[Action item]: Pictures aside, write out the data exactly as it reads.

[Entries supplied]:
══════════

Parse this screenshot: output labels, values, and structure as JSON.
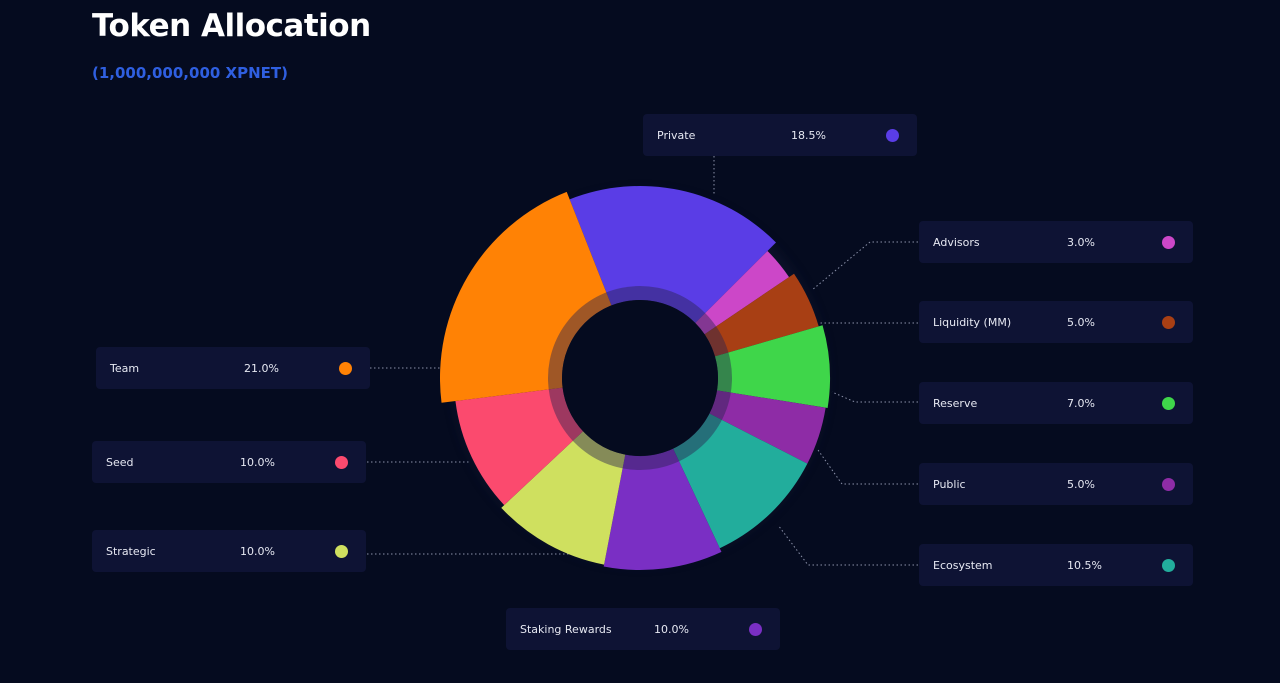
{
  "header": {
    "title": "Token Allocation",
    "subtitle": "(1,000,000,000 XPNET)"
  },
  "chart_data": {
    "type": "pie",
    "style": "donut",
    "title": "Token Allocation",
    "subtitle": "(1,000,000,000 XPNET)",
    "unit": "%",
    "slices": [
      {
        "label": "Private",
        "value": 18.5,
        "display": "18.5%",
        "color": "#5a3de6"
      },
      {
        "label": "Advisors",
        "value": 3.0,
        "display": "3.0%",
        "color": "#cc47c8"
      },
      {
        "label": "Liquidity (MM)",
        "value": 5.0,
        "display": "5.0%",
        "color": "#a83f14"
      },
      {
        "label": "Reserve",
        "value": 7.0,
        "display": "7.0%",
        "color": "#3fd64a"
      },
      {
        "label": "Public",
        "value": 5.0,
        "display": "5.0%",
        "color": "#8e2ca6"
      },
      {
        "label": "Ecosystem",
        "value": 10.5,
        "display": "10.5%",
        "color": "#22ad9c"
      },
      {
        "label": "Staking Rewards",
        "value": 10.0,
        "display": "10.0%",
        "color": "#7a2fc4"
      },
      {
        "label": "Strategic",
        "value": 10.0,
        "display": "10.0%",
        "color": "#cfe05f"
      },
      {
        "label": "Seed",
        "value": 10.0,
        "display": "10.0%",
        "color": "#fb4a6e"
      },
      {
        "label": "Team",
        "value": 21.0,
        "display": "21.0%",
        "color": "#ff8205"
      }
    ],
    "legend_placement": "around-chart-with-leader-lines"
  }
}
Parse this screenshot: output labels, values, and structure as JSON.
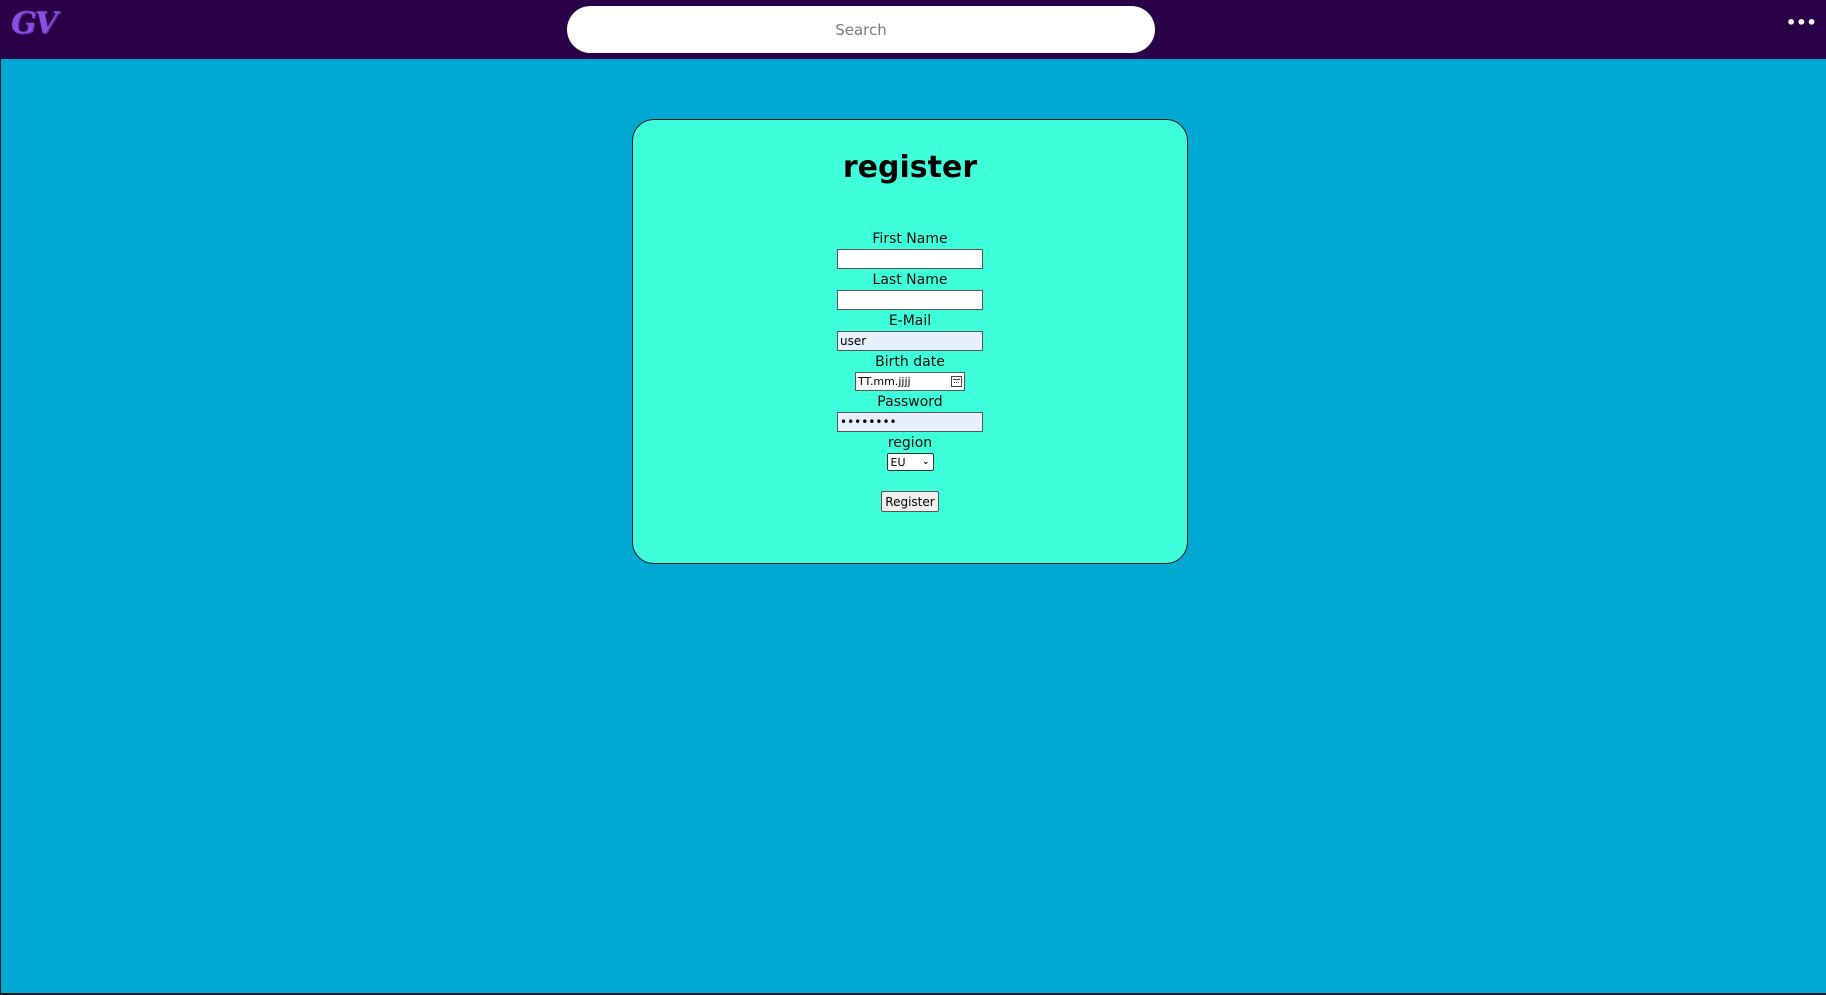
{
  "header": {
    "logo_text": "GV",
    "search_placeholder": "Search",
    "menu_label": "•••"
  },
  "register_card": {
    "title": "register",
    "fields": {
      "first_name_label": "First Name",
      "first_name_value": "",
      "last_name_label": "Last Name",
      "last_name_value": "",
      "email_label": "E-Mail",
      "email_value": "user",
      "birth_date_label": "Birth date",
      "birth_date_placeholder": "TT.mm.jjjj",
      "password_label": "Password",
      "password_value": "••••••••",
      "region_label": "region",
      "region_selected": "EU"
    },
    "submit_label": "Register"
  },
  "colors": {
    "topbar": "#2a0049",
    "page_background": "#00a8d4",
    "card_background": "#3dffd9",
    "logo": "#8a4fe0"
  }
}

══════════

[Written reply]:
Parse this screenshot: output labels, values, and structure as JSON.
{
  "header": {
    "title": "Token Allocation",
    "subtitle": "(1,000,000,000 XPNET)"
  },
  "chart_data": {
    "type": "pie",
    "style": "donut",
    "title": "Token Allocation",
    "subtitle": "(1,000,000,000 XPNET)",
    "unit": "%",
    "slices": [
      {
        "label": "Private",
        "value": 18.5,
        "display": "18.5%",
        "color": "#5a3de6"
      },
      {
        "label": "Advisors",
        "value": 3.0,
        "display": "3.0%",
        "color": "#cc47c8"
      },
      {
        "label": "Liquidity (MM)",
        "value": 5.0,
        "display": "5.0%",
        "color": "#a83f14"
      },
      {
        "label": "Reserve",
        "value": 7.0,
        "display": "7.0%",
        "color": "#3fd64a"
      },
      {
        "label": "Public",
        "value": 5.0,
        "display": "5.0%",
        "color": "#8e2ca6"
      },
      {
        "label": "Ecosystem",
        "value": 10.5,
        "display": "10.5%",
        "color": "#22ad9c"
      },
      {
        "label": "Staking Rewards",
        "value": 10.0,
        "display": "10.0%",
        "color": "#7a2fc4"
      },
      {
        "label": "Strategic",
        "value": 10.0,
        "display": "10.0%",
        "color": "#cfe05f"
      },
      {
        "label": "Seed",
        "value": 10.0,
        "display": "10.0%",
        "color": "#fb4a6e"
      },
      {
        "label": "Team",
        "value": 21.0,
        "display": "21.0%",
        "color": "#ff8205"
      }
    ],
    "legend_placement": "around-chart-with-leader-lines"
  }
}
Parse this screenshot: output labels, values, and structure as JSON.
{
  "header": {
    "logo_text": "GV",
    "search_placeholder": "Search",
    "menu_label": "•••"
  },
  "register_card": {
    "title": "register",
    "fields": {
      "first_name_label": "First Name",
      "first_name_value": "",
      "last_name_label": "Last Name",
      "last_name_value": "",
      "email_label": "E-Mail",
      "email_value": "user",
      "birth_date_label": "Birth date",
      "birth_date_placeholder": "TT.mm.jjjj",
      "password_label": "Password",
      "password_value": "••••••••",
      "region_label": "region",
      "region_selected": "EU"
    },
    "submit_label": "Register"
  },
  "colors": {
    "topbar": "#2a0049",
    "page_background": "#00a8d4",
    "card_background": "#3dffd9",
    "logo": "#8a4fe0"
  }
}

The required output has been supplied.